Big professional companies need about 30 actors to do Titus effectively. That, in addition to the play’s slaughter house weirdness, is one reason why Titus is not often revived. Empty Chair, making do with 19 actors, creates some unavoidable confusion when cast members play two or three roles. Also, various women unconvincingly play men. Creating further puzzlement are inexplicable musical bits — a folksong lullaby here, some pop-style ballads there. Irony? Serious attempt to underscore this or that theme? I didn’t get the significance of the spurts of singing. They came across as pointless little riddles. Or maybe they were gratuitous talent show bits, like old-time entr’actes meant to give audiences more than their money’s worth on a something-for-everyone basis.
I noticed that I was not the only audience member to laugh at one or another of Titus’ preposterous grotesqueries. But the show is not a campy production. Humor is accidental. Though I did notice some intentional humor in the Empty Chair web site promotion of Titus: “Kid friendly — no, dog friendly — no, non smoking — yes!”
A Note From The Director
What draws me to the characters of Titus Andronicus is that they do bad things for good reasons. This play is about people who are trying to love their families but all they know is how to do is kill. They were taught by their society that vengeance will heal their wounds but their tragedy is that they can never find peace through blood or justice through revenge.

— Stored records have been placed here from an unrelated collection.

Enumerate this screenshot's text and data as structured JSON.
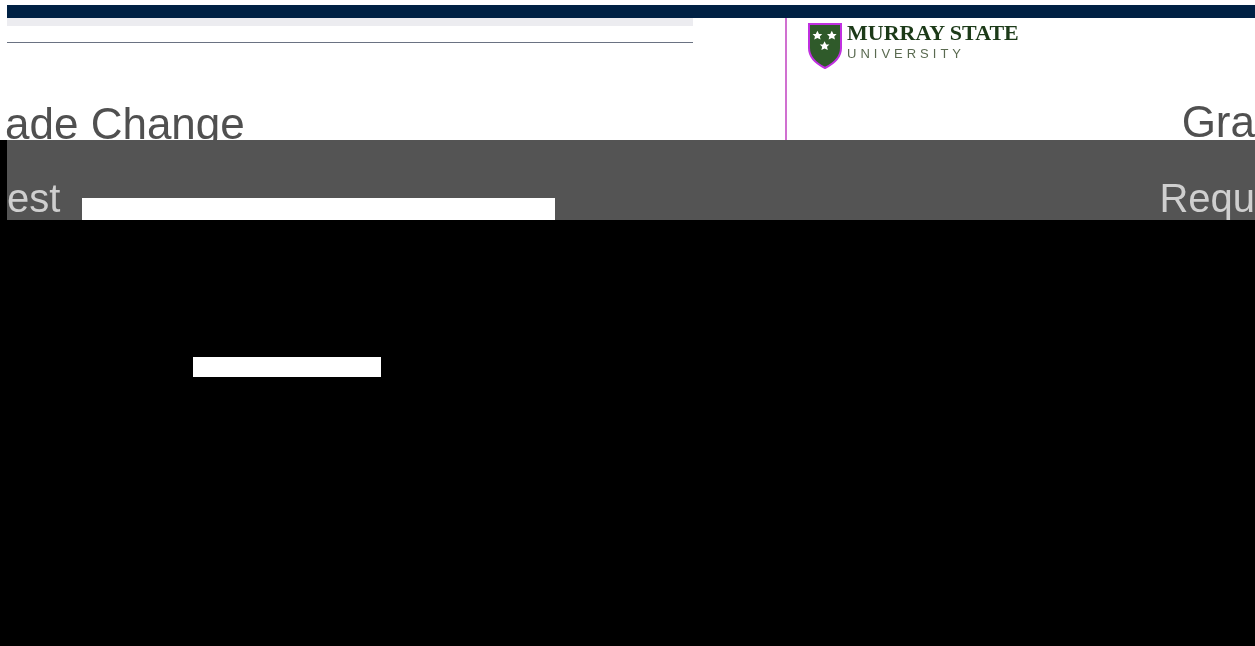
{
  "left_pane": {
    "heading": "ade Change",
    "subheading": "est"
  },
  "right_pane": {
    "logo": {
      "name": "MURRAY STATE",
      "subtitle": "UNIVERSITY"
    },
    "heading": "Gra",
    "subheading": "Requ"
  }
}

One of the sole survivors of the play promises to “teach you how to knit again these broken limbs again into one body.” The promise he makes for Rome, but with death, rape, and mutilation, the body becomes the battleground for a ferocious war between Titus Andronicus and Tamora, Queen of the Goths. However, the deluge of their carnage is not the result of villainy. Their bloodlust is simply rooted in the bond they have for their pack.

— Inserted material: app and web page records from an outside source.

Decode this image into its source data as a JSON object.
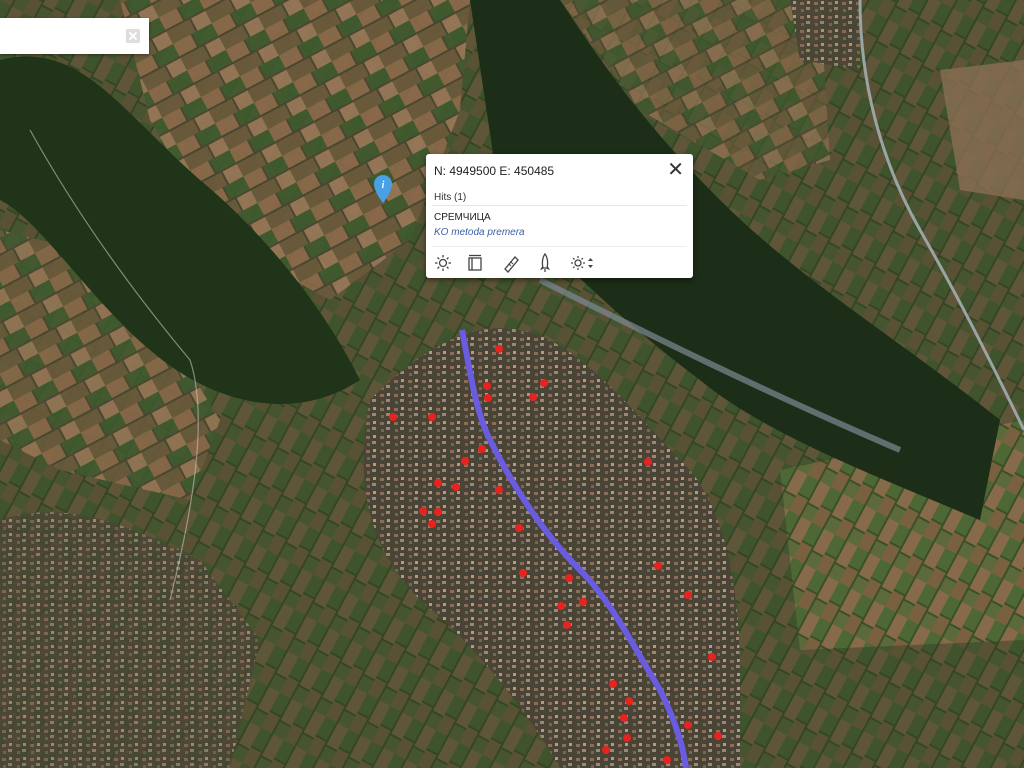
{
  "search": {
    "value": "",
    "placeholder": ""
  },
  "popup": {
    "coords": "N: 4949500 E: 450485",
    "hits": "Hits (1)",
    "name": "СРЕМЧИЦА",
    "link": "KO metoda premera",
    "tools": [
      "brightness-icon",
      "layers-toggle-icon",
      "ruler-icon",
      "rocket-icon",
      "brightness-dropdown-icon"
    ]
  },
  "map": {
    "marker_color": "#e8231f",
    "route_color": "#6a5ce0",
    "info_marker_color": "#4aa0e4"
  }
}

- Saturninus: Mark Meixell
- Bassianus: Dan DeMarco
- Aemilius: Emily Strong
- Titus Andronicus: Danny Cackley
- Marcus Andronicus: Jay Myers
- Lucius Andronicus: Michael Toperzer
- Young Lucius: Elena Robertson
- Lavinia: Amalia Camperlengo
- Mutius: Emily Strong
- Quintus: Olivia Myers
- Martius: Emily Strong
- Publius: Dan DeMarco
- Sempronius: Emily Strong
- Caius: Olivia Myers
- Tamora: Elizabeth Officer
- Alarbus: Amilia Camperlengo
- Demetrius: Mark Tucker
- Chiron: Jeremy Tuohy
- Aaron: Shunan Chu
- Director: Julia Sears
- Dramaturg: Isabel Smith-Bernstein
- Production Stage Manager: Devrie Guerrero
- Costume Designer: Megan Spatz
- Scenic Designer: Bryce Cutler
- Prop Master and Scenic Artist: Daniel Dobrosielski
- Lighting Designer: Madison Lane
- House Manager: Rebecca Speas
Disclaimer: Empty Chair Theatre provided two complimentary media tickets to ShowBizRadio for this review.
This article can be linked to as: http://washingtondc.showbizradio.com/goto/7025.
Joe Adcock lives in Arlington with his wife, daughter, son-in-law and two grandchildren. Before retiring last year at age 70, he was theater critic at the Seattle Post-Intelligencer for 27 years. Prior to that, he reviewed plays for the Philadelphia Bulletin, the Texas Observer and the Swarthmore College Phoenix. Non-reviewing journalistic jobs include writing for the Houston Chronicle, the San Juan (Puerto Rico) Star and El Mundo de San Juan. Think about it: most of the papers he worked for no longer exist. Maybe this internet gig has better longevity prospects.